▸ **Task to carry out**: Please restate word for word the line holding "Transcribe this image's" and every following line through the end of the entries.

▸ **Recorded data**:
╔══

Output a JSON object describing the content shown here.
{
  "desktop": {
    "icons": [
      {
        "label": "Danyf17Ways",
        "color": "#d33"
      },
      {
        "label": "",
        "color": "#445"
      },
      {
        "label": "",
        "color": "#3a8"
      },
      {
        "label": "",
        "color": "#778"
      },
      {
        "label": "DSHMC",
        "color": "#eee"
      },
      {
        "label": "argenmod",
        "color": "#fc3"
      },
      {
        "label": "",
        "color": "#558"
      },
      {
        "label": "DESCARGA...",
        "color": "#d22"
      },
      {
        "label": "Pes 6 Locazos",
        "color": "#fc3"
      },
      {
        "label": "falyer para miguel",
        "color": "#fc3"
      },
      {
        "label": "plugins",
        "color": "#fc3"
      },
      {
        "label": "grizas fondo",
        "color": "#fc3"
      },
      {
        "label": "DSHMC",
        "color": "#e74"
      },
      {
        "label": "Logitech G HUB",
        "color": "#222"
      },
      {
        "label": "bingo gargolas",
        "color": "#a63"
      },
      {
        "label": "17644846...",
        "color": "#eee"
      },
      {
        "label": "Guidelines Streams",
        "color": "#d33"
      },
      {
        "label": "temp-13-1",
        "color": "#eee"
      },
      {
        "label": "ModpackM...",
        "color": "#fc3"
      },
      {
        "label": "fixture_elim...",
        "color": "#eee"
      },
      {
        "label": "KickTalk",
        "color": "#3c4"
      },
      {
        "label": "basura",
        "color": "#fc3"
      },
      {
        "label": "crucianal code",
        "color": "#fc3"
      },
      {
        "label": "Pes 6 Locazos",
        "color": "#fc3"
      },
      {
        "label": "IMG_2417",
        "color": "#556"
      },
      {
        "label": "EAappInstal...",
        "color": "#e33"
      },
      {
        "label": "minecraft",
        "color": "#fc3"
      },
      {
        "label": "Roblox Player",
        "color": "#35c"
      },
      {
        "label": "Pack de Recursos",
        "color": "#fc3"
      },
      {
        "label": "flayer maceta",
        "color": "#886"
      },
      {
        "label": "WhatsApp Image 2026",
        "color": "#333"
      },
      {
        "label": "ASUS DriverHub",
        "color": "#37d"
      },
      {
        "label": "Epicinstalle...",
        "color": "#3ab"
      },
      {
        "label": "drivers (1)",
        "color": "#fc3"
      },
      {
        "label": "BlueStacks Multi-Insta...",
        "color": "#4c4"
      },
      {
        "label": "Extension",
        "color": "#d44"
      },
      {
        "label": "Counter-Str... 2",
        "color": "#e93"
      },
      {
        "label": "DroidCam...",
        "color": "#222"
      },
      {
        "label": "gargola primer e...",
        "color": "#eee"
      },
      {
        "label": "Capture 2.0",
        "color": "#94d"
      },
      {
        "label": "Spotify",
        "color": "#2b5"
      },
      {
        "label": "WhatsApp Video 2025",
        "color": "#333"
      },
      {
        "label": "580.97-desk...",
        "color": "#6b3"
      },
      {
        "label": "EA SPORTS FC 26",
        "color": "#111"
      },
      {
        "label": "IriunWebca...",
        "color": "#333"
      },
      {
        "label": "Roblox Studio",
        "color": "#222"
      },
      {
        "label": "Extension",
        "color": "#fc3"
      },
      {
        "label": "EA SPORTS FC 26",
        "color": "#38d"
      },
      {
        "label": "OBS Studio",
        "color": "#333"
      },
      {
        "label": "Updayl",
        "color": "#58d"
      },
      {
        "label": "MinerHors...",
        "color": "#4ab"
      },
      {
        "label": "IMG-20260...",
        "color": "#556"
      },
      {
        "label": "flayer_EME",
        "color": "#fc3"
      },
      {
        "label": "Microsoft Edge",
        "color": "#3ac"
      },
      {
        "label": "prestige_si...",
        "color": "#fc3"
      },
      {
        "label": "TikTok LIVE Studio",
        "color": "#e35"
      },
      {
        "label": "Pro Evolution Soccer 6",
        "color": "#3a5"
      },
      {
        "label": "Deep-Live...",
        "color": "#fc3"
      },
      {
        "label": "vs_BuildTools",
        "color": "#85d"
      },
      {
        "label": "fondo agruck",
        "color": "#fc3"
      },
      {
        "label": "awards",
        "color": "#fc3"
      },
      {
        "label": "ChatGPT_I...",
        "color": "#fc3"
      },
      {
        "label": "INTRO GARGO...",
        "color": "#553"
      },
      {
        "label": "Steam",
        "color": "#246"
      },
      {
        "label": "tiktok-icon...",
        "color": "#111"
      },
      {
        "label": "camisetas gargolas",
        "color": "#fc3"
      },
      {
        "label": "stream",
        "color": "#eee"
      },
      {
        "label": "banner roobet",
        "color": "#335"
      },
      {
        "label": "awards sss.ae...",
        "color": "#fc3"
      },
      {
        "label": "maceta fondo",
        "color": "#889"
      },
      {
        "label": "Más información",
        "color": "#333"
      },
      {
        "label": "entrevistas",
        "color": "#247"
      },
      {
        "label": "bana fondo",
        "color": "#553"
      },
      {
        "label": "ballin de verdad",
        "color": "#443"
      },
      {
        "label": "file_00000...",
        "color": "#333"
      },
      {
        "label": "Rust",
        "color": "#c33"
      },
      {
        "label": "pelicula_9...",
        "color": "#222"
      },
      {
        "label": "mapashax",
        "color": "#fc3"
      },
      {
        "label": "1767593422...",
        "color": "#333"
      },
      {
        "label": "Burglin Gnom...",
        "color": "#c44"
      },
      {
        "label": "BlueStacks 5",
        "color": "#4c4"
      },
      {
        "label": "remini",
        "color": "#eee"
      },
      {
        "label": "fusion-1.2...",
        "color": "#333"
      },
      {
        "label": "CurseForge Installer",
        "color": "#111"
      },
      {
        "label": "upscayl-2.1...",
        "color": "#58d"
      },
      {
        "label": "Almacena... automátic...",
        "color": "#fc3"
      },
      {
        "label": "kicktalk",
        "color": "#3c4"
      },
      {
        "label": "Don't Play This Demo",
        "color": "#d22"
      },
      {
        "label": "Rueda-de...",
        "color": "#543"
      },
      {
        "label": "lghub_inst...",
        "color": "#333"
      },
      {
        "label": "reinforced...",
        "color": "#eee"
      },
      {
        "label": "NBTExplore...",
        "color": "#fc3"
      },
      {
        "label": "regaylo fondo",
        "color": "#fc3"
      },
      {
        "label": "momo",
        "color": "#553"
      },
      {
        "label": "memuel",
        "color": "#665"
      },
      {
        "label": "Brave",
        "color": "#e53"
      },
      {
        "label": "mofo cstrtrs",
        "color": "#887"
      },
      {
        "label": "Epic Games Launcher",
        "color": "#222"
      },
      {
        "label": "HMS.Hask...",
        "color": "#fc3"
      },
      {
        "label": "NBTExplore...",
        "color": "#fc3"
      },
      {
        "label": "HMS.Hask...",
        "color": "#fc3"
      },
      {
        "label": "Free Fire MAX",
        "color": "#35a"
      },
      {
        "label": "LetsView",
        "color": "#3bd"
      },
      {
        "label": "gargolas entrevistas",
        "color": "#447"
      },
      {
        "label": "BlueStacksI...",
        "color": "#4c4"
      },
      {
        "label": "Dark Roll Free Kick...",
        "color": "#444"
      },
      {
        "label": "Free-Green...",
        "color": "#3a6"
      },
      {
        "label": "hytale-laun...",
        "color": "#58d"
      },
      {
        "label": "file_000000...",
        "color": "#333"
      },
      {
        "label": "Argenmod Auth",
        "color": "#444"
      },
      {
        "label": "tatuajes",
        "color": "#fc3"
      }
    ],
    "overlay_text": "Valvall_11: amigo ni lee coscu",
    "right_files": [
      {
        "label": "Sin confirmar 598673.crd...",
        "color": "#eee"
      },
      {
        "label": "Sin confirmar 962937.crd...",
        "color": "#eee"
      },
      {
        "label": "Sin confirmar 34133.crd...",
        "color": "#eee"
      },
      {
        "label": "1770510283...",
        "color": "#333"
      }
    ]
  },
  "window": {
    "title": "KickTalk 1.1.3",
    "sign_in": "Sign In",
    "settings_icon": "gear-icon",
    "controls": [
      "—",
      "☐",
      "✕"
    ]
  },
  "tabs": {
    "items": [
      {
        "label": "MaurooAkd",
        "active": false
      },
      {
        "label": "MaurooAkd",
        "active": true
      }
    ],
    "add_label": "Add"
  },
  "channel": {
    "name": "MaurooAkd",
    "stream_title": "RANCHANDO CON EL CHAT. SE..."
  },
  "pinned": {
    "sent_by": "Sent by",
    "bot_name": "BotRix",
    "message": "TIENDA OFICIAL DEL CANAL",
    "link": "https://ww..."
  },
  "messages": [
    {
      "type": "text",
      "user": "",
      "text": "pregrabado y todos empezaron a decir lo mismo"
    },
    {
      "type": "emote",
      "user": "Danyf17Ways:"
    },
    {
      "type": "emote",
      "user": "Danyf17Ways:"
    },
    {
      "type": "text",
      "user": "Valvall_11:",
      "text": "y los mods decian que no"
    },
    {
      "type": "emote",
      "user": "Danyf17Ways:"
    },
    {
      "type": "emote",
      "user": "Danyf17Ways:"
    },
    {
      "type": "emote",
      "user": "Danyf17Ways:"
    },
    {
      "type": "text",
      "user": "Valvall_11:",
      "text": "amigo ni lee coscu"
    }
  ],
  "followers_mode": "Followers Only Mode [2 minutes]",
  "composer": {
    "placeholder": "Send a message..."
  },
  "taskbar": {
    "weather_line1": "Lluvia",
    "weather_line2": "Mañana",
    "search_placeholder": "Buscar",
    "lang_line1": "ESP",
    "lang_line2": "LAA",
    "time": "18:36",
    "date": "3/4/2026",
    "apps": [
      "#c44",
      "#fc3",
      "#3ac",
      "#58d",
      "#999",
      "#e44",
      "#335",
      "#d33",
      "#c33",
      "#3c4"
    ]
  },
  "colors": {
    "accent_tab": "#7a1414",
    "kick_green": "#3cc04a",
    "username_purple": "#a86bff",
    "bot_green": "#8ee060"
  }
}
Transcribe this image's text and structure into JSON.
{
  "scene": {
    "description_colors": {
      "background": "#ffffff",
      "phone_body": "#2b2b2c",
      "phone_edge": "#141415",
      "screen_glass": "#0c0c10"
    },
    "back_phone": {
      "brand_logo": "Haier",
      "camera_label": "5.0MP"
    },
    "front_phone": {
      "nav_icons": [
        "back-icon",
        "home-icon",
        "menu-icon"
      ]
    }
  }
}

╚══

▸ **Written answer**:
Transcribe this image's text and structure into JSON.
{
  "scene": {
    "description_colors": {
      "background": "#ffffff",
      "phone_body": "#2b2b2c",
      "phone_edge": "#141415",
      "screen_glass": "#0c0c10"
    },
    "back_phone": {
      "brand_logo": "Haier",
      "camera_label": "5.0MP"
    },
    "front_phone": {
      "nav_icons": [
        "back-icon",
        "home-icon",
        "menu-icon"
      ]
    }
  }
}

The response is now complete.